Fighting against oppression in language and structure isn’t political correctness or repression, it’s an acknowledgement of injustice and an important step to bettering the human race. There hasn’t been a legitimate debate in American politics since I’ve been alive, but up until now, through vague racism, half-truths, and remarkable leveraging of religious beliefs, the Republican party has been able to pass themselves off as more than greedy xenophobic evangelists manipulating uneducated whites to vote against their own interests. Today however, Donald Trump has wiped off the spit shine that has covered the pile of shit that is Republican politics. In one way, the anti-immigrant, anti-muslim, anti-women rhetoric spewing out of the republican primaries has led to possibly one of the most honest conversations our country has ever had.
When our country was founded, slavery was the law of the land. Then on May 9th 1865 the confederacy lost the civil war. Soon thereafter, Jim Crow laws were enacted and lasted one hundred years until 1965. Since the civil rights movement in the sixties, we’ve continued to have disparities in justice, incarceration, education, and housing policy, not to mention the vast inequalities and discrimination in regards to gender, sexuality, and religion. America was never “great,” but it’s always had the potential to be the very best.
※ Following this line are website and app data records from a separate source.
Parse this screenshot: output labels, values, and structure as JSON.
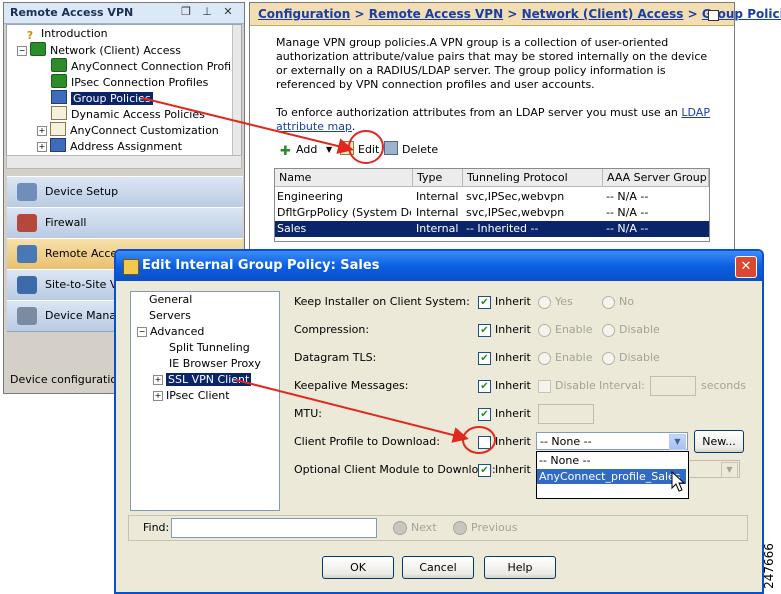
{
  "left_panel": {
    "title": "Remote Access VPN",
    "header_icons": [
      "window-restore-icon",
      "pin-icon",
      "close-icon"
    ],
    "tree": [
      {
        "label": "Introduction",
        "icon": "question-icon"
      },
      {
        "label": "Network (Client) Access",
        "icon": "network-icon",
        "expanded": true
      },
      {
        "label": "AnyConnect Connection Profiles",
        "icon": "network-icon"
      },
      {
        "label": "IPsec Connection Profiles",
        "icon": "network-icon"
      },
      {
        "label": "Group Policies",
        "icon": "group-icon",
        "selected": true
      },
      {
        "label": "Dynamic Access Policies",
        "icon": "document-icon"
      },
      {
        "label": "AnyConnect Customization",
        "icon": "document-icon"
      },
      {
        "label": "Address Assignment",
        "icon": "group-icon"
      }
    ],
    "nav_buttons": [
      {
        "label": "Device Setup",
        "icon": "device-setup-icon"
      },
      {
        "label": "Firewall",
        "icon": "firewall-icon"
      },
      {
        "label": "Remote Access VPN",
        "icon": "remote-access-icon",
        "active": true
      },
      {
        "label": "Site-to-Site VPN",
        "icon": "site-to-site-icon"
      },
      {
        "label": "Device Management",
        "icon": "device-management-icon"
      }
    ],
    "status": "Device configuration lo"
  },
  "right_panel": {
    "breadcrumb": [
      "Configuration",
      "Remote Access VPN",
      "Network (Client) Access",
      "Group Policies"
    ],
    "breadcrumb_sep": ">",
    "description": "Manage VPN group policies.A VPN group is a collection of user-oriented authorization attribute/value pairs that may be stored internally on the device or externally on a RADIUS/LDAP server. The group policy information is referenced by VPN connection profiles and user accounts.",
    "ldap_text": "To enforce authorization attributes from an LDAP server you must use an",
    "ldap_link": "LDAP attribute map",
    "toolbar": {
      "add": "Add",
      "edit": "Edit",
      "delete": "Delete"
    },
    "table": {
      "columns": [
        "Name",
        "Type",
        "Tunneling Protocol",
        "AAA Server Group"
      ],
      "rows": [
        [
          "Engineering",
          "Internal",
          "svc,IPSec,webvpn",
          "-- N/A --"
        ],
        [
          "DfltGrpPolicy (System De...",
          "Internal",
          "svc,IPSec,webvpn",
          "-- N/A --"
        ],
        [
          "Sales",
          "Internal",
          "-- Inherited --",
          "-- N/A --"
        ]
      ],
      "selected_row": 2
    }
  },
  "dialog": {
    "title": "Edit Internal Group Policy: Sales",
    "tree": [
      {
        "label": "General"
      },
      {
        "label": "Servers"
      },
      {
        "label": "Advanced",
        "expanded": true
      },
      {
        "label": "Split Tunneling"
      },
      {
        "label": "IE Browser Proxy"
      },
      {
        "label": "SSL VPN Client",
        "selected": true
      },
      {
        "label": "IPsec Client"
      }
    ],
    "fields": {
      "keep_installer": {
        "label": "Keep Installer on Client System:",
        "inherit": "Inherit",
        "opt1": "Yes",
        "opt2": "No"
      },
      "compression": {
        "label": "Compression:",
        "inherit": "Inherit",
        "opt1": "Enable",
        "opt2": "Disable"
      },
      "datagram_tls": {
        "label": "Datagram TLS:",
        "inherit": "Inherit",
        "opt1": "Enable",
        "opt2": "Disable"
      },
      "keepalive": {
        "label": "Keepalive Messages:",
        "inherit": "Inherit",
        "disable": "Disable",
        "interval": "Interval:",
        "unit": "seconds"
      },
      "mtu": {
        "label": "MTU:",
        "inherit": "Inherit"
      },
      "client_profile": {
        "label": "Client Profile to Download:",
        "inherit": "Inherit",
        "value": "-- None --",
        "new_button": "New..."
      },
      "optional_module": {
        "label": "Optional Client Module to Download:",
        "inherit": "Inherit"
      }
    },
    "dropdown_options": [
      "-- None --",
      "AnyConnect_profile_Sales"
    ],
    "dropdown_highlight": 1,
    "find": {
      "label": "Find:",
      "next": "Next",
      "previous": "Previous"
    },
    "buttons": {
      "ok": "OK",
      "cancel": "Cancel",
      "help": "Help"
    }
  },
  "figure_id": "247666",
  "colors": {
    "annotation_red": "#e0281f",
    "selection": "#0a246a",
    "dialog_title": "#0b5fe3",
    "breadcrumb_bg": "#f3ddb3"
  }
}
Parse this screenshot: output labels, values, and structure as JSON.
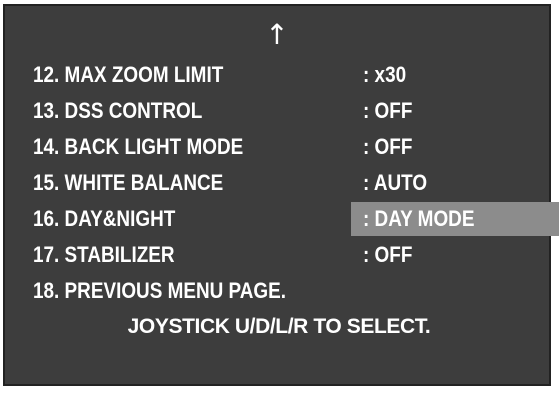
{
  "osd": {
    "scroll_up_glyph": "↑",
    "items": [
      {
        "label": "12. MAX ZOOM LIMIT",
        "value": ": x30"
      },
      {
        "label": "13. DSS CONTROL",
        "value": ": OFF"
      },
      {
        "label": "14. BACK LIGHT MODE",
        "value": ": OFF"
      },
      {
        "label": "15. WHITE BALANCE",
        "value": ": AUTO"
      },
      {
        "label": "16. DAY&NIGHT",
        "value": ": DAY MODE"
      },
      {
        "label": "17. STABILIZER",
        "value": ": OFF"
      }
    ],
    "previous_page_label": "18. PREVIOUS MENU PAGE.",
    "instruction": "JOYSTICK U/D/L/R TO SELECT.",
    "highlighted_item_index": 4,
    "colors": {
      "background": "#3d3d3d",
      "text": "#ffffff",
      "highlight": "#8c8c8c"
    }
  }
}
We have the potential to be great not because of some bullshit idea of American exceptionalism, but due to the fact that although our country was founded on slavery and the genocide of Native Americans, we are also a nation of immigrants who were given one of the most brilliant constitutions and forms of government the world had ever seen.
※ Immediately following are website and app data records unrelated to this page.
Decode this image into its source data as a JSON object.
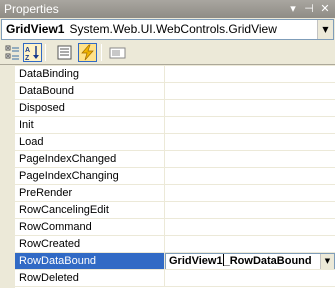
{
  "window": {
    "title": "Properties",
    "pin_glyph": "▾",
    "autohide_glyph": "⊣",
    "close_glyph": "✕"
  },
  "object_selector": {
    "name": "GridView1",
    "type": "System.Web.UI.WebControls.GridView",
    "dropdown_glyph": "▼"
  },
  "toolbar": {
    "buttons": [
      {
        "icon": "categorized-icon",
        "pressed": false
      },
      {
        "icon": "alphabetical-icon",
        "pressed": true
      },
      {
        "icon": "properties-icon",
        "pressed": false
      },
      {
        "icon": "events-icon",
        "pressed": true
      },
      {
        "icon": "property-pages-icon",
        "pressed": false
      }
    ]
  },
  "events": [
    {
      "name": "DataBinding",
      "value": ""
    },
    {
      "name": "DataBound",
      "value": ""
    },
    {
      "name": "Disposed",
      "value": ""
    },
    {
      "name": "Init",
      "value": ""
    },
    {
      "name": "Load",
      "value": ""
    },
    {
      "name": "PageIndexChanged",
      "value": ""
    },
    {
      "name": "PageIndexChanging",
      "value": ""
    },
    {
      "name": "PreRender",
      "value": ""
    },
    {
      "name": "RowCancelingEdit",
      "value": ""
    },
    {
      "name": "RowCommand",
      "value": ""
    },
    {
      "name": "RowCreated",
      "value": ""
    },
    {
      "name": "RowDataBound",
      "value": "",
      "selected": true
    },
    {
      "name": "RowDeleted",
      "value": ""
    }
  ],
  "editor": {
    "value_before_caret": "GridView1",
    "value_after_caret": "_RowDataBound",
    "dropdown_glyph": "▼"
  },
  "colors": {
    "selection": "#316ac5",
    "background": "#ece9d8"
  }
}
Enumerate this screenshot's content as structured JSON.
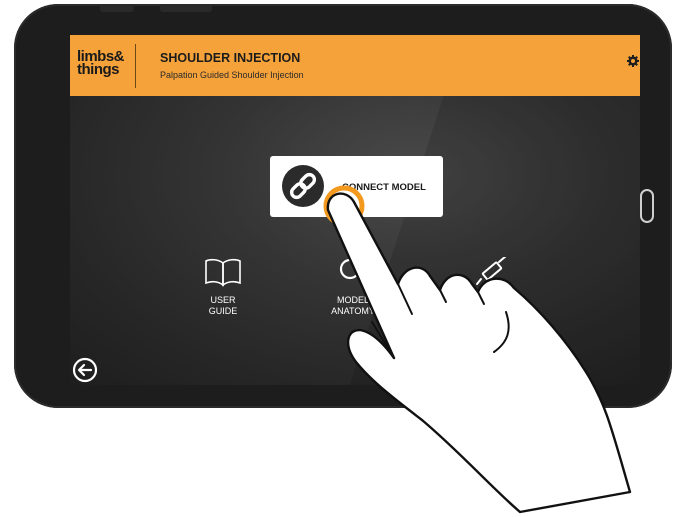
{
  "app": {
    "logo_line1": "limbs&",
    "logo_line2": "things",
    "title": "SHOULDER INJECTION",
    "subtitle": "Palpation Guided Shoulder Injection"
  },
  "connect": {
    "label": "CONNECT MODEL",
    "icon": "link-icon"
  },
  "menu": {
    "user_guide": {
      "line1": "USER",
      "line2": "GUIDE",
      "icon": "book-icon"
    },
    "model_anatomy": {
      "line1": "MODEL",
      "line2": "ANATOMY",
      "icon": "magnifier-icon"
    },
    "injection": {
      "icon": "syringe-icon"
    }
  },
  "colors": {
    "header": "#f5a23a",
    "accent_ring": "#f39a1e",
    "screen_bg": "#2e2e2e"
  }
}
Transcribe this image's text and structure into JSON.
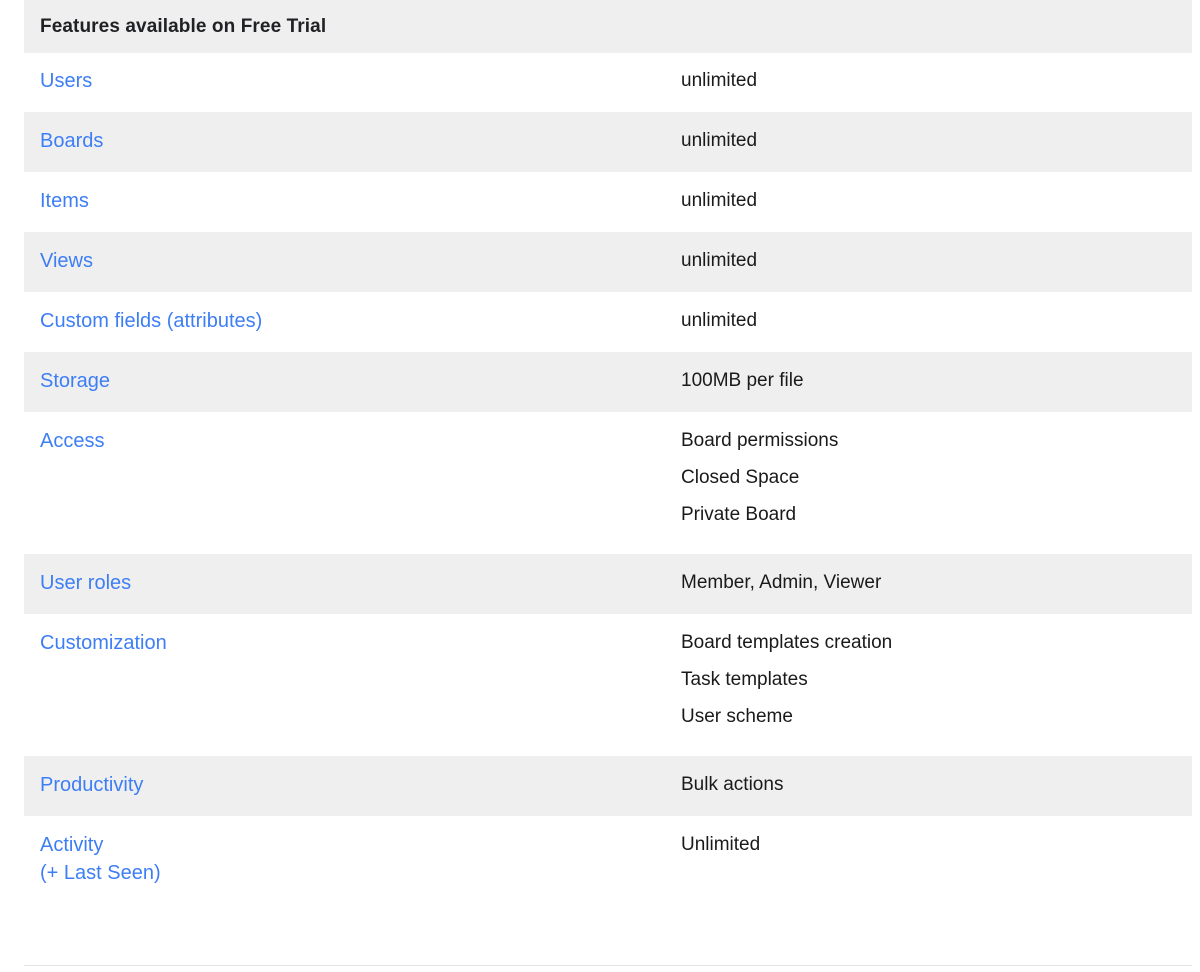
{
  "table": {
    "header": {
      "title": "Features available on Free Trial"
    },
    "rows": [
      {
        "id": "users",
        "feature": "Users",
        "feature_sub": "",
        "values": [
          "unlimited"
        ],
        "shaded": false
      },
      {
        "id": "boards",
        "feature": "Boards",
        "feature_sub": "",
        "values": [
          "unlimited"
        ],
        "shaded": true
      },
      {
        "id": "items",
        "feature": "Items",
        "feature_sub": "",
        "values": [
          "unlimited"
        ],
        "shaded": false
      },
      {
        "id": "views",
        "feature": "Views",
        "feature_sub": "",
        "values": [
          "unlimited"
        ],
        "shaded": true
      },
      {
        "id": "custom-fields",
        "feature": "Custom fields (attributes)",
        "feature_sub": "",
        "values": [
          "unlimited"
        ],
        "shaded": false
      },
      {
        "id": "storage",
        "feature": "Storage",
        "feature_sub": "",
        "values": [
          "100MB per file"
        ],
        "shaded": true
      },
      {
        "id": "access",
        "feature": "Access",
        "feature_sub": "",
        "values": [
          "Board permissions",
          "Closed Space",
          "Private Board"
        ],
        "shaded": false
      },
      {
        "id": "user-roles",
        "feature": "User roles",
        "feature_sub": "",
        "values": [
          "Member, Admin, Viewer"
        ],
        "shaded": true
      },
      {
        "id": "customization",
        "feature": "Customization",
        "feature_sub": "",
        "values": [
          "Board templates creation",
          "Task templates",
          "User scheme"
        ],
        "shaded": false
      },
      {
        "id": "productivity",
        "feature": "Productivity",
        "feature_sub": "",
        "values": [
          "Bulk actions"
        ],
        "shaded": true
      },
      {
        "id": "activity",
        "feature": "Activity",
        "feature_sub": "(+ Last Seen)",
        "values": [
          "Unlimited"
        ],
        "shaded": false
      }
    ]
  },
  "colors": {
    "link": "#3d7ef5",
    "shaded_row": "#efefef",
    "plain_row": "#ffffff",
    "text": "#1a1a1a",
    "header_text": "#202124",
    "divider": "#e4e4e4"
  }
}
That brilliant government however, will only work if it’s held up by an educated and healthy populace that’s free from discrimination on the basis of gender, race sexuality, and religion. Lofty thoughts from from an armchair philosopher though, because on an individual level I’m not sure where to go from here. Starting tomorrow I’ll be working 12 hour days 5 days/week with a 24 hour shift on Saturday, work being an easy excuse to slide into the power and wealth that can seem natural and god-given to men like me. I’m under no illusion that I’m anything but fortunate however, because I’m finally out of the classroom and training in possibly the most interesting job in the world. However, it means that if I’m not intentional about staying engaged in the world around me, I’m going to find myself gliding along on that moving sidewalk without a thought to breaking it. Fortunately though, I have incredible examples in both my brother and mom who work for social justice with self-reflection and passion that feed off the energy their work creates. Furthermore, I have a father who reminds me through examples and words how important it is to carry myself with integrity and treat those around me with respect.
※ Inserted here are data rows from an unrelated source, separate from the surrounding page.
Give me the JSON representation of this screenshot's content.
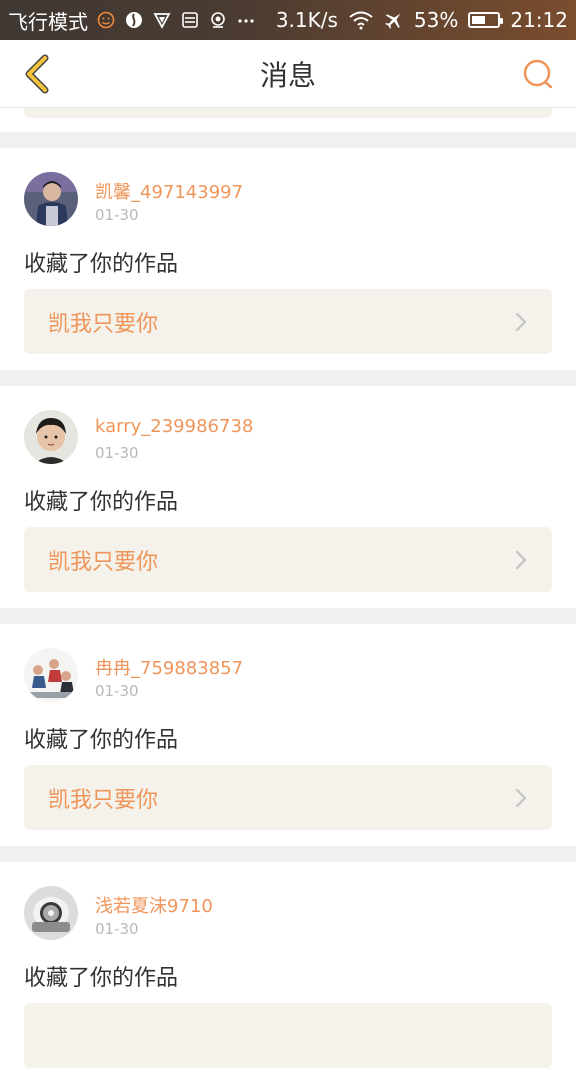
{
  "status_bar": {
    "airplane_mode_label": "飞行模式",
    "network_speed": "3.1K/s",
    "battery_percent": "53%",
    "battery_level": 0.53,
    "time": "21:12"
  },
  "header": {
    "title": "消息",
    "back_icon": "chevron-left-icon",
    "search_icon": "search-icon"
  },
  "colors": {
    "accent": "#f0955a",
    "card_box": "#f4f2ea",
    "back_icon": "#f5c33b"
  },
  "messages": [
    {
      "username": "凯馨_497143997",
      "date": "01-30",
      "action": "收藏了你的作品",
      "work_title": "凯我只要你"
    },
    {
      "username": "karry_239986738",
      "date": "01-30",
      "action": "收藏了你的作品",
      "work_title": "凯我只要你"
    },
    {
      "username": "冉冉_759883857",
      "date": "01-30",
      "action": "收藏了你的作品",
      "work_title": "凯我只要你"
    },
    {
      "username": "浅若夏沫9710",
      "date": "01-30",
      "action": "收藏了你的作品",
      "work_title": ""
    }
  ]
}
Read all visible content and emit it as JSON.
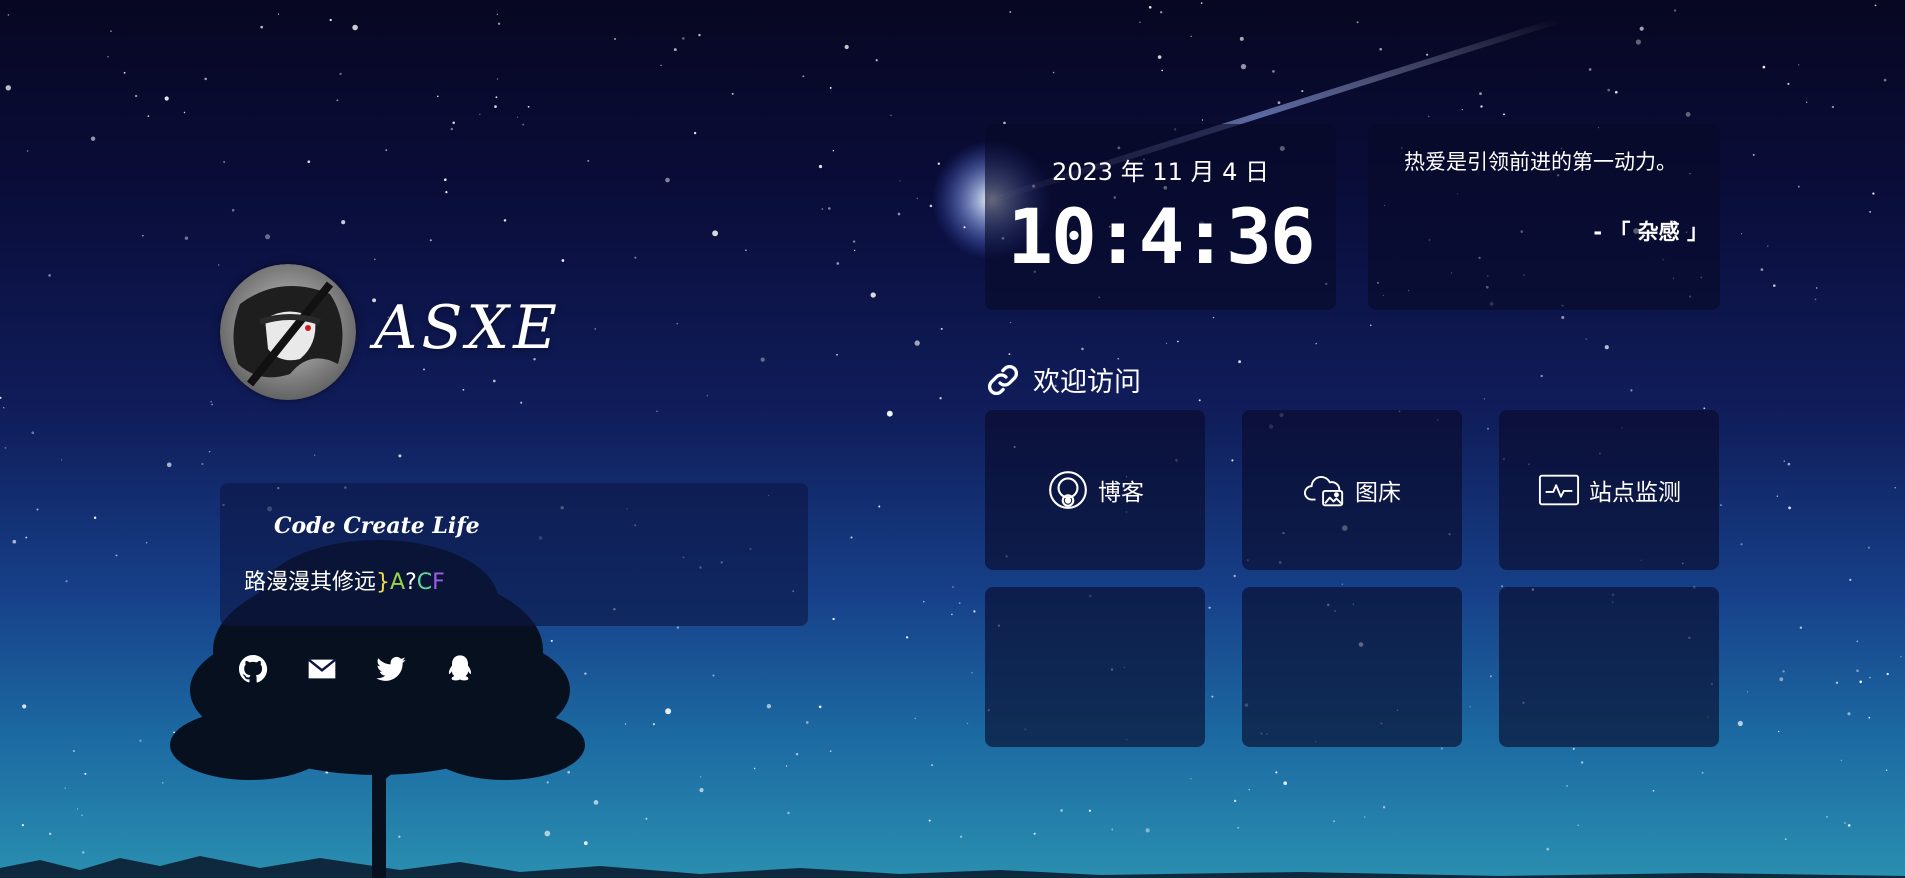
{
  "profile": {
    "name": "ASXE",
    "motto_title": "Code Create Life",
    "motto_text": "路漫漫其修远",
    "motto_glitch": [
      "}",
      "A",
      "?",
      "C",
      "F"
    ]
  },
  "socials": [
    {
      "name": "github-icon",
      "label": "GitHub"
    },
    {
      "name": "mail-icon",
      "label": "Email"
    },
    {
      "name": "twitter-icon",
      "label": "Twitter"
    },
    {
      "name": "qq-icon",
      "label": "QQ"
    }
  ],
  "clock": {
    "date": "2023 年 11 月 4 日",
    "time": "10:4:36"
  },
  "quote": {
    "text": "热爱是引领前进的第一动力。",
    "source": "- 「 杂感 」"
  },
  "links": {
    "heading": "欢迎访问",
    "heading_icon": "link-icon",
    "items": [
      {
        "label": "博客",
        "icon": "blog-icon"
      },
      {
        "label": "图床",
        "icon": "cloud-image-icon"
      },
      {
        "label": "站点监测",
        "icon": "monitor-icon"
      }
    ]
  },
  "colors": {
    "glitch_1": "#ecd94a",
    "glitch_2": "#9ad545",
    "glitch_3": "#64d89a",
    "glitch_4": "#9a5fe8"
  }
}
I’m writing today at the very real risk of mansplaining, so I can begin to formulate this conversation, a conversation I want to keep having as long as I can and as long as it’s necessary. I’m writing in honor of the people around me to whom this conversation and these values come without thinking.